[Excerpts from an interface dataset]
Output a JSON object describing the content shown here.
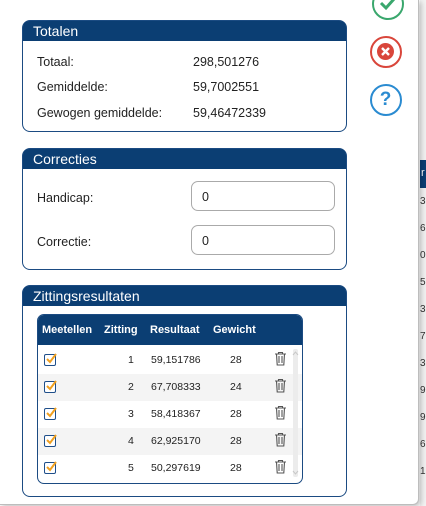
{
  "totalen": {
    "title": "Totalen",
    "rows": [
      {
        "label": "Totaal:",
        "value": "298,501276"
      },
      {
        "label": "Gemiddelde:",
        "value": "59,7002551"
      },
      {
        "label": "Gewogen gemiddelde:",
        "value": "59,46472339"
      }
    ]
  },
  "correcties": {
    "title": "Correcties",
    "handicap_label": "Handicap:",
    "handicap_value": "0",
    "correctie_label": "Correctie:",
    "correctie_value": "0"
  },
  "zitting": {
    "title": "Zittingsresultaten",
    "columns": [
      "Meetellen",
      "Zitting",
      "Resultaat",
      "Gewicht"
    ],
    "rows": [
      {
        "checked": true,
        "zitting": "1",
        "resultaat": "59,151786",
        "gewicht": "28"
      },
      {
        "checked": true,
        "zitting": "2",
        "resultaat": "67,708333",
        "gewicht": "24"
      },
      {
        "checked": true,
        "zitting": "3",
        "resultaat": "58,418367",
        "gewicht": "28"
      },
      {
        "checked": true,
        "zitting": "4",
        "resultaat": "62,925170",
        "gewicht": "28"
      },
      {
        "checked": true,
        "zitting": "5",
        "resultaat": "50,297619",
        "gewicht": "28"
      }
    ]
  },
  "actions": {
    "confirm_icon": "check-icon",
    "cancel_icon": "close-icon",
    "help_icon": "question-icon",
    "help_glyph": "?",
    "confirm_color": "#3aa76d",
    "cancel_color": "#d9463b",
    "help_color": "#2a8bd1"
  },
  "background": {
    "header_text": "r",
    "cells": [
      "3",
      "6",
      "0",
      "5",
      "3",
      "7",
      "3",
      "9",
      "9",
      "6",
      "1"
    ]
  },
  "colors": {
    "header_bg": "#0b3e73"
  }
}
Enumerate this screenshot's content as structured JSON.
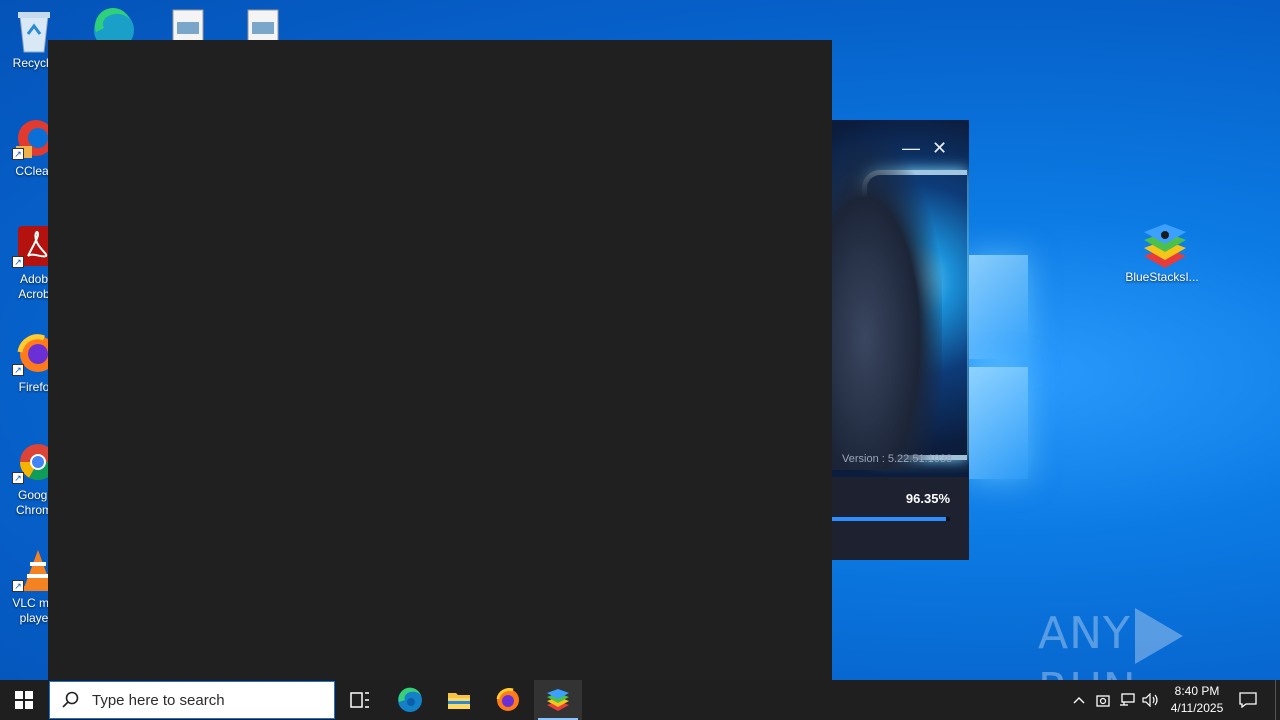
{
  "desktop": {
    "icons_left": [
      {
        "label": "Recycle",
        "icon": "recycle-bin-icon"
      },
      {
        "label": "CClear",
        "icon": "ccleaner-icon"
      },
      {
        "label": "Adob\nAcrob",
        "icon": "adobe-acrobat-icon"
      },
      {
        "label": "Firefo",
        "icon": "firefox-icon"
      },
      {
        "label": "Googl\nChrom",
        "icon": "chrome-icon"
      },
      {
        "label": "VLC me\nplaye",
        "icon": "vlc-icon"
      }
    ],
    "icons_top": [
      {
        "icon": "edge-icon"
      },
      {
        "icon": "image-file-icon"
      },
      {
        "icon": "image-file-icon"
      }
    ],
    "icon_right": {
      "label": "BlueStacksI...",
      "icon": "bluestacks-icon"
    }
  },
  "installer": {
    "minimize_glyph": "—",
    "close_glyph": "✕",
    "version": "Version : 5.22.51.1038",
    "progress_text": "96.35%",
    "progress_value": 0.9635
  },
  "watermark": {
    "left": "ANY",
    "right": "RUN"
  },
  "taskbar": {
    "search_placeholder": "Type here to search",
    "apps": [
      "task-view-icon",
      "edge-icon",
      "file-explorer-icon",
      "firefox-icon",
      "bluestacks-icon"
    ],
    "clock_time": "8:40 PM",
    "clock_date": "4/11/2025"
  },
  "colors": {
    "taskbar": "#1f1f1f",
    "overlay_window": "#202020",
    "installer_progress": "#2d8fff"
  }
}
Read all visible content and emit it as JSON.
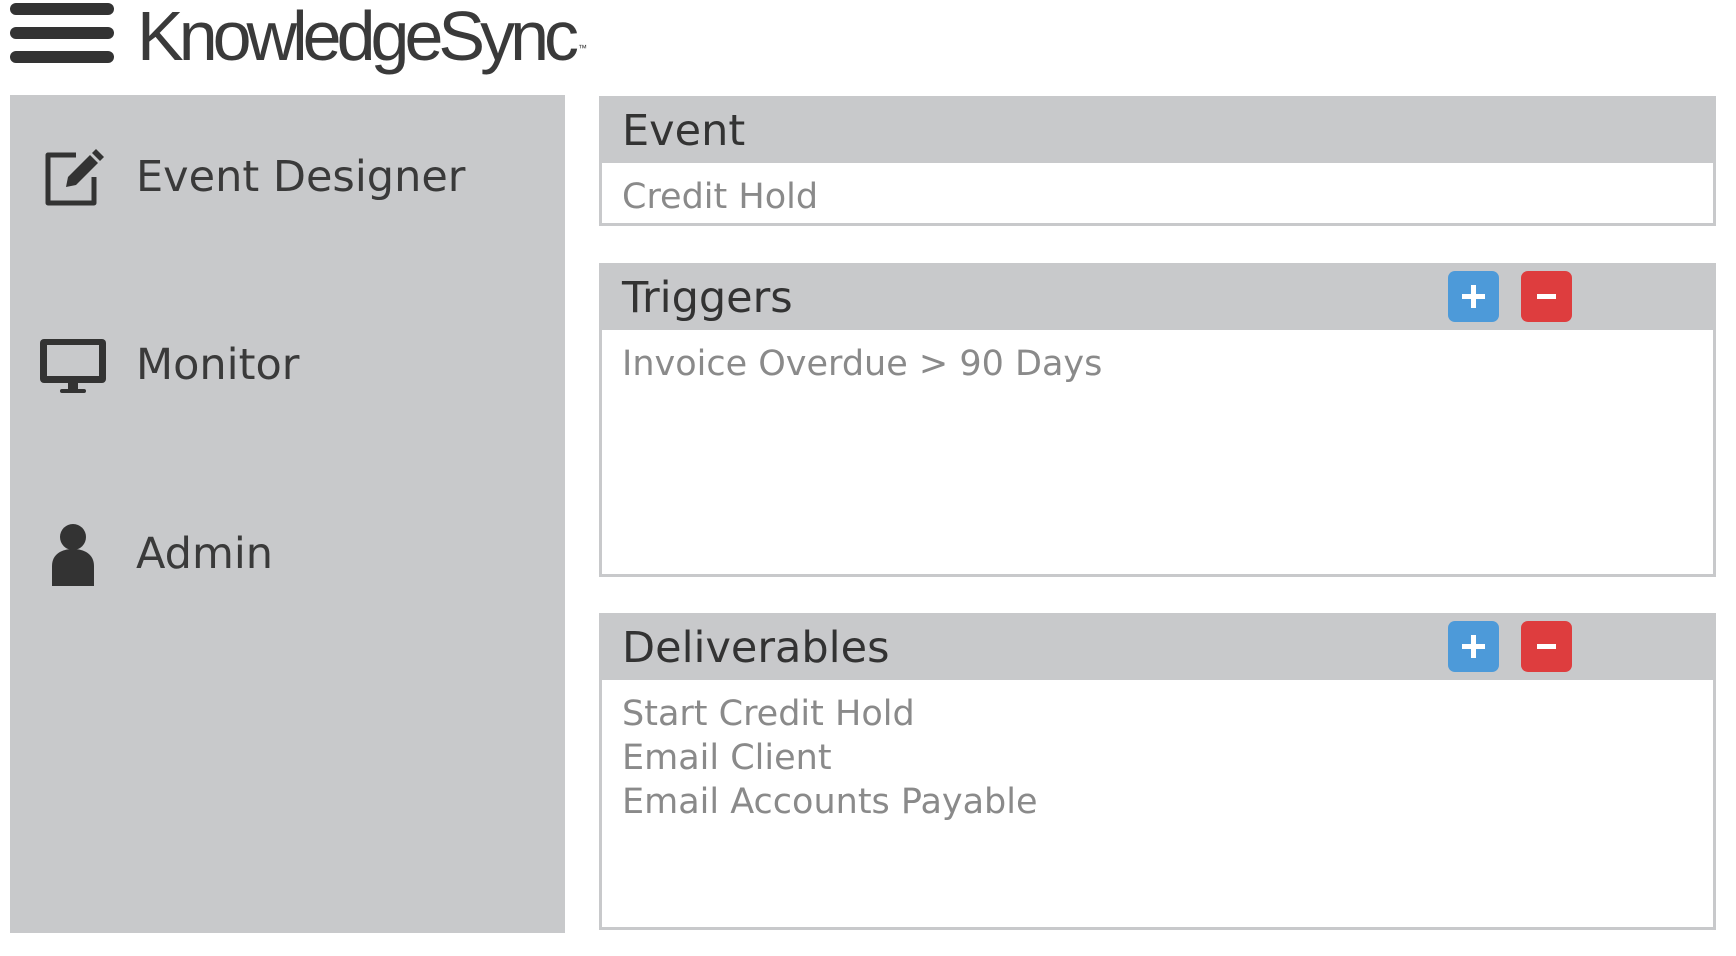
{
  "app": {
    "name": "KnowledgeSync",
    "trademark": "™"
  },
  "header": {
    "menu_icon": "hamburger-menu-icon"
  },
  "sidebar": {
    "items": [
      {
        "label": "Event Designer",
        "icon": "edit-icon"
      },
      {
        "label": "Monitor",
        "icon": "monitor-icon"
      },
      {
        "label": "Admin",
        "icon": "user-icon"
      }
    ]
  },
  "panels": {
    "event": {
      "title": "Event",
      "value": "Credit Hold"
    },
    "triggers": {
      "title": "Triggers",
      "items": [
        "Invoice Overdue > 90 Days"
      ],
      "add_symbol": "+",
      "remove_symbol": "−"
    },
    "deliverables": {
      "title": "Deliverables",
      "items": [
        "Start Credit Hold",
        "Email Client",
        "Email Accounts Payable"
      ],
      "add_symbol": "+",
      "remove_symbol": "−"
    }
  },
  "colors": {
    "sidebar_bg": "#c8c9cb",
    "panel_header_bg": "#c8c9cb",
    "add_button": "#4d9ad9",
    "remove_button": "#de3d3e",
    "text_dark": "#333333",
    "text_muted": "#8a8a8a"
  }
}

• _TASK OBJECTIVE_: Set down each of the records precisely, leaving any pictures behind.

• _FINAL ANSWER_:
Output a JSON object describing the content shown here.
{
  "totalen": {
    "title": "Totalen",
    "rows": [
      {
        "label": "Totaal:",
        "value": "298,501276"
      },
      {
        "label": "Gemiddelde:",
        "value": "59,7002551"
      },
      {
        "label": "Gewogen gemiddelde:",
        "value": "59,46472339"
      }
    ]
  },
  "correcties": {
    "title": "Correcties",
    "handicap_label": "Handicap:",
    "handicap_value": "0",
    "correctie_label": "Correctie:",
    "correctie_value": "0"
  },
  "zitting": {
    "title": "Zittingsresultaten",
    "columns": [
      "Meetellen",
      "Zitting",
      "Resultaat",
      "Gewicht"
    ],
    "rows": [
      {
        "checked": true,
        "zitting": "1",
        "resultaat": "59,151786",
        "gewicht": "28"
      },
      {
        "checked": true,
        "zitting": "2",
        "resultaat": "67,708333",
        "gewicht": "24"
      },
      {
        "checked": true,
        "zitting": "3",
        "resultaat": "58,418367",
        "gewicht": "28"
      },
      {
        "checked": true,
        "zitting": "4",
        "resultaat": "62,925170",
        "gewicht": "28"
      },
      {
        "checked": true,
        "zitting": "5",
        "resultaat": "50,297619",
        "gewicht": "28"
      }
    ]
  },
  "actions": {
    "confirm_icon": "check-icon",
    "cancel_icon": "close-icon",
    "help_icon": "question-icon",
    "help_glyph": "?",
    "confirm_color": "#3aa76d",
    "cancel_color": "#d9463b",
    "help_color": "#2a8bd1"
  },
  "background": {
    "header_text": "r",
    "cells": [
      "3",
      "6",
      "0",
      "5",
      "3",
      "7",
      "3",
      "9",
      "9",
      "6",
      "1"
    ]
  },
  "colors": {
    "header_bg": "#0b3e73"
  }
}
Enumerate this screenshot's content as structured JSON.
{
  "desktop": {
    "icons_left": [
      {
        "label": "Recycle",
        "icon": "recycle-bin-icon"
      },
      {
        "label": "CClear",
        "icon": "ccleaner-icon"
      },
      {
        "label": "Adob\nAcrob",
        "icon": "adobe-acrobat-icon"
      },
      {
        "label": "Firefo",
        "icon": "firefox-icon"
      },
      {
        "label": "Googl\nChrom",
        "icon": "chrome-icon"
      },
      {
        "label": "VLC me\nplaye",
        "icon": "vlc-icon"
      }
    ],
    "icons_top": [
      {
        "icon": "edge-icon"
      },
      {
        "icon": "image-file-icon"
      },
      {
        "icon": "image-file-icon"
      }
    ],
    "icon_right": {
      "label": "BlueStacksI...",
      "icon": "bluestacks-icon"
    }
  },
  "installer": {
    "minimize_glyph": "—",
    "close_glyph": "✕",
    "version": "Version : 5.22.51.1038",
    "progress_text": "96.35%",
    "progress_value": 0.9635
  },
  "watermark": {
    "left": "ANY",
    "right": "RUN"
  },
  "taskbar": {
    "search_placeholder": "Type here to search",
    "apps": [
      "task-view-icon",
      "edge-icon",
      "file-explorer-icon",
      "firefox-icon",
      "bluestacks-icon"
    ],
    "clock_time": "8:40 PM",
    "clock_date": "4/11/2025"
  },
  "colors": {
    "taskbar": "#1f1f1f",
    "overlay_window": "#202020",
    "installer_progress": "#2d8fff"
  }
}
Read all visible content and emit it as JSON.
{
  "app": {
    "name": "KnowledgeSync",
    "trademark": "™"
  },
  "header": {
    "menu_icon": "hamburger-menu-icon"
  },
  "sidebar": {
    "items": [
      {
        "label": "Event Designer",
        "icon": "edit-icon"
      },
      {
        "label": "Monitor",
        "icon": "monitor-icon"
      },
      {
        "label": "Admin",
        "icon": "user-icon"
      }
    ]
  },
  "panels": {
    "event": {
      "title": "Event",
      "value": "Credit Hold"
    },
    "triggers": {
      "title": "Triggers",
      "items": [
        "Invoice Overdue > 90 Days"
      ],
      "add_symbol": "+",
      "remove_symbol": "−"
    },
    "deliverables": {
      "title": "Deliverables",
      "items": [
        "Start Credit Hold",
        "Email Client",
        "Email Accounts Payable"
      ],
      "add_symbol": "+",
      "remove_symbol": "−"
    }
  },
  "colors": {
    "sidebar_bg": "#c8c9cb",
    "panel_header_bg": "#c8c9cb",
    "add_button": "#4d9ad9",
    "remove_button": "#de3d3e",
    "text_dark": "#333333",
    "text_muted": "#8a8a8a"
  }
}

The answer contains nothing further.